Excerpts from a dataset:
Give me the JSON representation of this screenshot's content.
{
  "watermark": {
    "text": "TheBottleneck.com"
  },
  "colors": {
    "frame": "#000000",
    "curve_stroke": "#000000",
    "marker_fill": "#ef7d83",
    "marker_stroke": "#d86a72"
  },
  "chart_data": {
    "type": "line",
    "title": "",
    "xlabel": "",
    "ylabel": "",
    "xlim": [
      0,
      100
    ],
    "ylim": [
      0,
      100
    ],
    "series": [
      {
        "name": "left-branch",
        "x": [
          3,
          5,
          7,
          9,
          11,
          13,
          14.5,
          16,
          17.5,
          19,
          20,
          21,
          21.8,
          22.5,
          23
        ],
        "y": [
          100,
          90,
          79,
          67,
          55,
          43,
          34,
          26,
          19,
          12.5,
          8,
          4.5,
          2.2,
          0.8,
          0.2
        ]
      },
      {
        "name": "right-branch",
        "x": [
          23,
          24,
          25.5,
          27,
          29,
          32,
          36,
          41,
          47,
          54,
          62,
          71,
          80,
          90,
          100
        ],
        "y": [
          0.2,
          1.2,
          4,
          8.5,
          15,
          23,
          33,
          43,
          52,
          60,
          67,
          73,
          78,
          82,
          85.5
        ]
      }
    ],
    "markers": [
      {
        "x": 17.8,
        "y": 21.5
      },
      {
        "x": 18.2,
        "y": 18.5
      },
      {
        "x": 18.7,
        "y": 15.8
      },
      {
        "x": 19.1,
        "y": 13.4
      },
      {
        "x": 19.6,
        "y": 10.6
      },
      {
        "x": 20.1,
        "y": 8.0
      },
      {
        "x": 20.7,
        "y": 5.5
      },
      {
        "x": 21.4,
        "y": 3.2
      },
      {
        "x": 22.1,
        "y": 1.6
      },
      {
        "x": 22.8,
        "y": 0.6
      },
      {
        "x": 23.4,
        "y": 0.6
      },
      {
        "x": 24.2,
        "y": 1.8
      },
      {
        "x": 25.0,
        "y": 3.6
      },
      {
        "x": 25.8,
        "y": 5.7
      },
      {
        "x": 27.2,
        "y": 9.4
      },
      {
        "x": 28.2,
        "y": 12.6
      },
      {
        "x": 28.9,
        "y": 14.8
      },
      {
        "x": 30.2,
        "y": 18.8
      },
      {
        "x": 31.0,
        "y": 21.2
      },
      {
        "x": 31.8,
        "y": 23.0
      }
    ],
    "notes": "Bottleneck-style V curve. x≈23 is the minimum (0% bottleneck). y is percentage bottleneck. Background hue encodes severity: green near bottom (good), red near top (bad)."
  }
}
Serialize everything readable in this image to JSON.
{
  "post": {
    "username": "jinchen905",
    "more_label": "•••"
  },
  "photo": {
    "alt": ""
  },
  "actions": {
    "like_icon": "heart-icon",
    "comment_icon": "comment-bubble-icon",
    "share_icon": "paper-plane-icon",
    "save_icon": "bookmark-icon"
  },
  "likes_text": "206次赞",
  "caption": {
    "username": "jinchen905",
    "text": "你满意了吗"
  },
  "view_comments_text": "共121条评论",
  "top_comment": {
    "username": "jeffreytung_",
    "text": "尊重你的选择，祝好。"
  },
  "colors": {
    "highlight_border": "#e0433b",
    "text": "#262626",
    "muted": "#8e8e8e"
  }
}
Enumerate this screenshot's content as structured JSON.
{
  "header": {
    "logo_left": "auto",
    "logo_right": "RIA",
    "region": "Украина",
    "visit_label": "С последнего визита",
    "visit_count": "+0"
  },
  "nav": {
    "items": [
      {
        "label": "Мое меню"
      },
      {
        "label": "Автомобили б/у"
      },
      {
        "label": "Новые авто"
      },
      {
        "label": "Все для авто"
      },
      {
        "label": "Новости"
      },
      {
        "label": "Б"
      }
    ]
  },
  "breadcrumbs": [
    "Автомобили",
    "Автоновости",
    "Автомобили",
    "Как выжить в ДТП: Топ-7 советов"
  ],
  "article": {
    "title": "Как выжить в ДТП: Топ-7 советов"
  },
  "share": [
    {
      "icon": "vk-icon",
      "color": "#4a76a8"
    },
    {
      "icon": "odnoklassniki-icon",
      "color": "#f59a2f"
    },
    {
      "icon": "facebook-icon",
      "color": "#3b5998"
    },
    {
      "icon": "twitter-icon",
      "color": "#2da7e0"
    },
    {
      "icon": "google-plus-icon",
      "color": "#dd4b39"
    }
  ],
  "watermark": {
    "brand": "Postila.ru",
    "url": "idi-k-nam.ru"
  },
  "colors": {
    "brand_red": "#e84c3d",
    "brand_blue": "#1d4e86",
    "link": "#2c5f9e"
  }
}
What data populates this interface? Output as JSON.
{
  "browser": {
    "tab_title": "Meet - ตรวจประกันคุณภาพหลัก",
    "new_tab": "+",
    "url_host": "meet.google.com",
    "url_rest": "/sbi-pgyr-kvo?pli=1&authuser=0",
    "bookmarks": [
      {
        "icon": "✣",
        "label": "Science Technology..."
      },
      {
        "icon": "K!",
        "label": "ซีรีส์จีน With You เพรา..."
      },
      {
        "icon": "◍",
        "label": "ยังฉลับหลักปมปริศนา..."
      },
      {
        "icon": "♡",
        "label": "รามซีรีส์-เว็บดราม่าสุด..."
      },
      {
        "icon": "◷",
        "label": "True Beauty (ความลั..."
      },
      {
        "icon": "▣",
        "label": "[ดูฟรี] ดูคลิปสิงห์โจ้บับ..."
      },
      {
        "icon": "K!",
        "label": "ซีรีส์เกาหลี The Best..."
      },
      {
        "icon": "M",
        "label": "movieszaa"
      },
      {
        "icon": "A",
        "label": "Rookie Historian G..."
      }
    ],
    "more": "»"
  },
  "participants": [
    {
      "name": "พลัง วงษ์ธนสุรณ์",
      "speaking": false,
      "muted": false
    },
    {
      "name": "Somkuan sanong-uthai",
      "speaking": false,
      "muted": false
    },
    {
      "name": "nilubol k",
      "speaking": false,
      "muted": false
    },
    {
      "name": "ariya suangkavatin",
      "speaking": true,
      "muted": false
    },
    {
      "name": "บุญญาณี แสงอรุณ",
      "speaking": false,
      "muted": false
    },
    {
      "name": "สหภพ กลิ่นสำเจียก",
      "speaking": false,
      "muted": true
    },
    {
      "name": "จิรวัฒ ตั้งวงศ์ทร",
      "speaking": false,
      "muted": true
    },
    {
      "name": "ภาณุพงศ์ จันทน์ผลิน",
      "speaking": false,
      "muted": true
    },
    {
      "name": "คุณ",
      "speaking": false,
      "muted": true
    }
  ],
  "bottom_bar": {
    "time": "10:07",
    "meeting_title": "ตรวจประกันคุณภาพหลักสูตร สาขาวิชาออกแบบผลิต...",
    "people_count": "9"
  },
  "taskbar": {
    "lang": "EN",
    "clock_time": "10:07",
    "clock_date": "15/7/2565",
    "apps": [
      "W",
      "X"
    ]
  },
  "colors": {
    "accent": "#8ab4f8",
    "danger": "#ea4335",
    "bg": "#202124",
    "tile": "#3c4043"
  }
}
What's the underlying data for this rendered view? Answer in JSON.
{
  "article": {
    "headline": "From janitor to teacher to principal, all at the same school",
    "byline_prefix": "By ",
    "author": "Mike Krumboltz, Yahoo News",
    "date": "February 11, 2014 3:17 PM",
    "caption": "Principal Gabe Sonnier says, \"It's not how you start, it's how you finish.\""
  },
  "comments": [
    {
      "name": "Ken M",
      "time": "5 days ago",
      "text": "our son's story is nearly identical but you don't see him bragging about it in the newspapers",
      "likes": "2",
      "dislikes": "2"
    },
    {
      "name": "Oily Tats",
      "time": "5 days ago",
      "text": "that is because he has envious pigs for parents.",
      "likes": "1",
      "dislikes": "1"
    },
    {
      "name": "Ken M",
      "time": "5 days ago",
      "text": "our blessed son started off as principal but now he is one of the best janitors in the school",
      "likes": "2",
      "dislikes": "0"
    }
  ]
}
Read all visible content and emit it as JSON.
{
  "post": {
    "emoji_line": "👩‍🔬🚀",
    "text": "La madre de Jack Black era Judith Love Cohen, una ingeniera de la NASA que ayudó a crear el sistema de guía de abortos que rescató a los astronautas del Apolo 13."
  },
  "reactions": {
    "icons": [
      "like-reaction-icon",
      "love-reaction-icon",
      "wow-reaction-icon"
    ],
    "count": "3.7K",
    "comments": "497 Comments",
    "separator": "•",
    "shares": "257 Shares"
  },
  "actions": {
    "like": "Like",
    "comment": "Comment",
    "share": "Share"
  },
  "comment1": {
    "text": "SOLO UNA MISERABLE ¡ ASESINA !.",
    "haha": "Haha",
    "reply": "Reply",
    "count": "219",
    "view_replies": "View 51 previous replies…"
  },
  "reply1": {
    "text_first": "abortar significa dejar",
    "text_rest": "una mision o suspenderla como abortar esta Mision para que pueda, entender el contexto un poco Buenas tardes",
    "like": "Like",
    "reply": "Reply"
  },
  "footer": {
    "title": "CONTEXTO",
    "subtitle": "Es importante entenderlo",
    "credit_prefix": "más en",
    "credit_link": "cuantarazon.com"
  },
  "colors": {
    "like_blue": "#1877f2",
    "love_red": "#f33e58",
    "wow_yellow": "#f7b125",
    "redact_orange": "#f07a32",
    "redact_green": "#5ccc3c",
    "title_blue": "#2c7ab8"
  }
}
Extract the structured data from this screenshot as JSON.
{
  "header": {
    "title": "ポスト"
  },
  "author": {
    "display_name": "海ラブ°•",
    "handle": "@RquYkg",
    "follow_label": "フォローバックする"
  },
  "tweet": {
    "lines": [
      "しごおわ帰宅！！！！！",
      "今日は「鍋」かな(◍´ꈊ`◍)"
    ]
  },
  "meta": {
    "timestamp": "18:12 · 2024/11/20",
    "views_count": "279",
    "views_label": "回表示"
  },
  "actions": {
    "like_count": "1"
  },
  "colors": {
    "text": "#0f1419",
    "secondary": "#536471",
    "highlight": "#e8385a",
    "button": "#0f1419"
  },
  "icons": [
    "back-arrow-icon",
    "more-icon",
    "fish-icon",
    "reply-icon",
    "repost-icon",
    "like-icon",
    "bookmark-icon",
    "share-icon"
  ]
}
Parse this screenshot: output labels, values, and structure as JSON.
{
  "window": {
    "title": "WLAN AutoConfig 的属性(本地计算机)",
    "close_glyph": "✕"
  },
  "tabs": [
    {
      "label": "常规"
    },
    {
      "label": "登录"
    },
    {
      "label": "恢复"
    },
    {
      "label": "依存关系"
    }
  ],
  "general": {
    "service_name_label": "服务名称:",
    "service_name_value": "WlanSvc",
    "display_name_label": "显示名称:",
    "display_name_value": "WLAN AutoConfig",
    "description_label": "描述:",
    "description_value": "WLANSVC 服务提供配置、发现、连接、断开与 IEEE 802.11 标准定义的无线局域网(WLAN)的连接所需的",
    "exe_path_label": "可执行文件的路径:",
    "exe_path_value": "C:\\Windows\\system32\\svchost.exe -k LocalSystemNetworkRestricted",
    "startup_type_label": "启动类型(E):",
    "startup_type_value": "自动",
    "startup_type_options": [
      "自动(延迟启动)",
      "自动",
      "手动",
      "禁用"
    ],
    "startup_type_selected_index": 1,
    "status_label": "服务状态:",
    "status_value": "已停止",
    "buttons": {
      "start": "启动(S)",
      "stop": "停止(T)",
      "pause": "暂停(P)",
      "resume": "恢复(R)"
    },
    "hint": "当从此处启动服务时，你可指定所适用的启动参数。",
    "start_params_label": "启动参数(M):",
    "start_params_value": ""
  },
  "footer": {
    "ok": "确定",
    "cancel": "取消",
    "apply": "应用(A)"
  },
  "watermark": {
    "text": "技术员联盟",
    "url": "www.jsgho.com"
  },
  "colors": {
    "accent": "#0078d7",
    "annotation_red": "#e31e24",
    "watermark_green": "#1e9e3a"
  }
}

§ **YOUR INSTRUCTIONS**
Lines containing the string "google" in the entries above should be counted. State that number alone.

§ **RESPONSE BELOW**
2